We’ve reported before about a Colorado-based aircraft manufacturer called Boom, which is developing a next-generation supersonic passenger plane. In 2016, it got a big boost from Sir Richard Branson, and now Japan Airlines is officially joining the supersonic party.
Branson’s involvement with Boom included an option to purchase the first 10 airframes it produces, followed late last year by the creation of a technical partnership between Boom and Branson’s Virgin Galactic spaceflight company, committing the two firms to work together on engineering, manufacturing and flight tests.
Now Japan Airlines says it has made a strategic $10 million investment in Boom, and has taken a pre-order option to buy up to 20 supersonic aircraft from the manufacturer.

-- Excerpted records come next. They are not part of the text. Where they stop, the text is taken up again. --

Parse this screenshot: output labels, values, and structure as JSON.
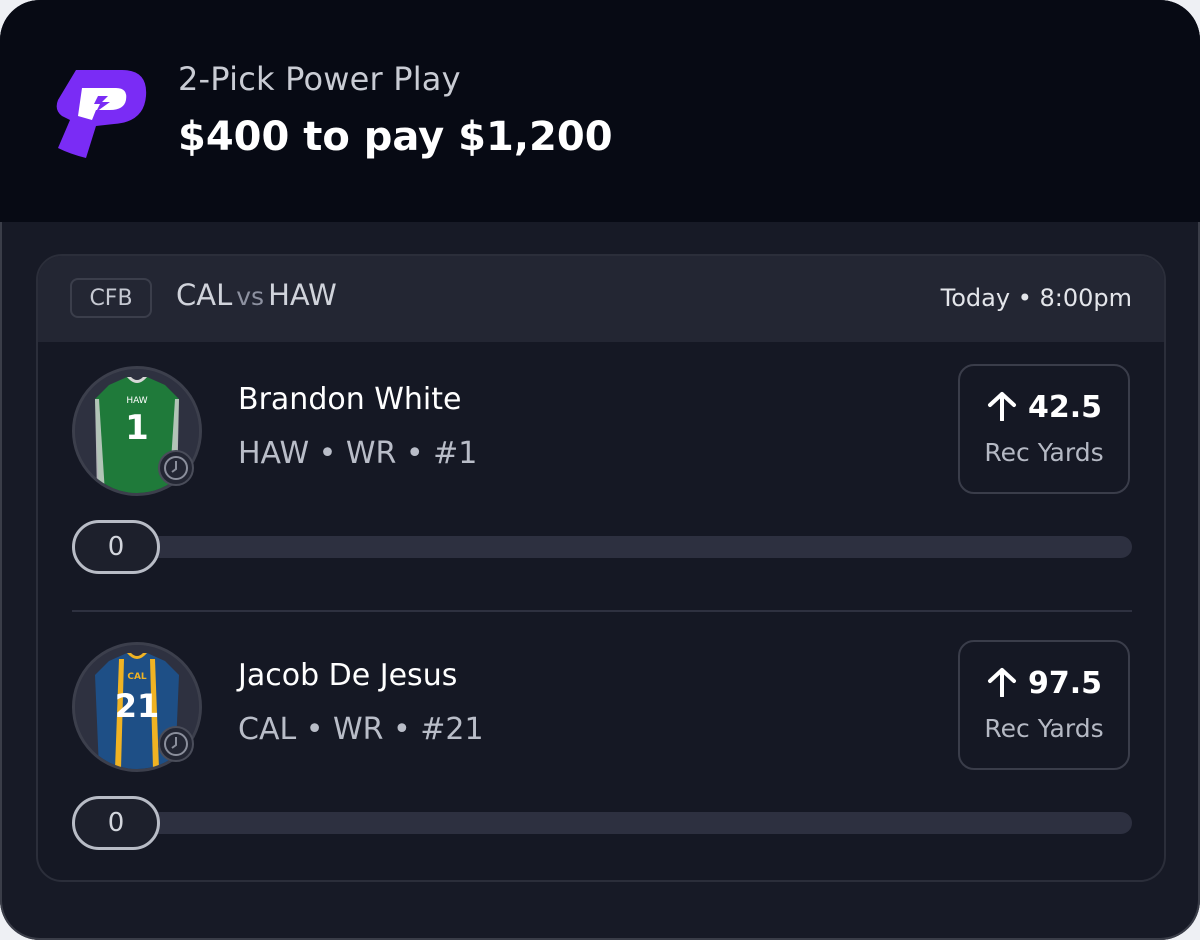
{
  "header": {
    "title": "2-Pick Power Play",
    "amount": "$400 to pay $1,200",
    "brand_color": "#7a2cf5"
  },
  "game": {
    "league": "CFB",
    "team_a": "CAL",
    "vs": "vs",
    "team_b": "HAW",
    "time": "Today • 8:00pm"
  },
  "picks": [
    {
      "name": "Brandon White",
      "info": "HAW • WR • #1",
      "jersey_text": "HAW",
      "jersey_number": "1",
      "jersey_color": "#1f7a3a",
      "direction": "up-arrow-icon",
      "line": "42.5",
      "stat": "Rec Yards",
      "current": "0"
    },
    {
      "name": "Jacob De Jesus",
      "info": "CAL • WR • #21",
      "jersey_text": "CAL",
      "jersey_number": "21",
      "jersey_color": "#1e4f86",
      "direction": "up-arrow-icon",
      "line": "97.5",
      "stat": "Rec Yards",
      "current": "0"
    }
  ]
}
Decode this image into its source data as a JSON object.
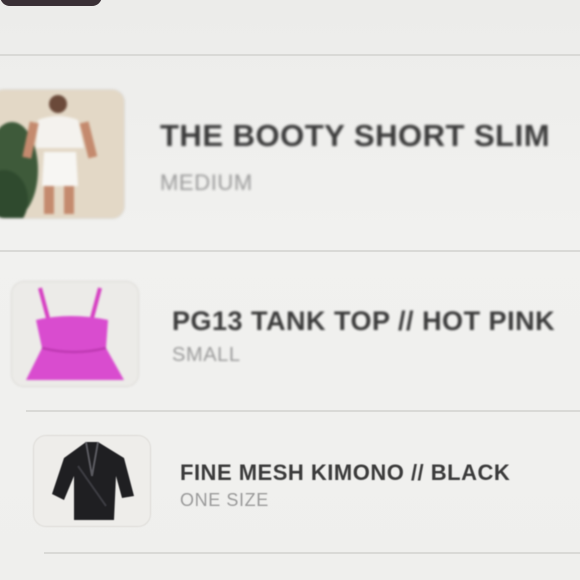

JAL added that it will be working with Boom “to refine the aircraft design and help define the passenger experience for supersonic travel.” In fact, Boom CEO Blake Scholl said his company has been working “behind the scenes” with JAL for more than a year.
Boom’s initial design specs envision an aircraft with 45-55 business class-type seats (about half the size of the late Concorde), a cruising speed of Mach 2.2 (2.2 times the speed of sound, or 1,415 mph – a little faster than Concorde’s Mach 2), a cruising altitude of 60,000 feet, and the beginning of commercial service by the “mid-2020s,” assuming all goes well.
Scholl said last year that the plane could operate profitably on as many as 500 international routes with sufficient demand for a supersonic product, like Tokyo-San Francisco, New York-London and Los Angeles-Sydney.
Sir Richard Branson has estimated that the new SST could make the New York-London trip in three and a half hours, and operate profitably at fares of about $5,000 roundtrip. The aircraft would have a range of 8,334 kilometers, or 4,500 nautical miles, enough to fly non-stop from Beijing to London — or from San Francisco to Tokyo in five and a half hours.
Bloomberg News said Boom now has commitments for 75 aircraft from five airlines, with some customers already paying significant deposits, and it reported that Boom just hired a former Airbus executive as its new vice president of production.
Readers: How much of a premium over business class fares would you be willing to pay for a supersonic flight that cuts your travel time in half or better?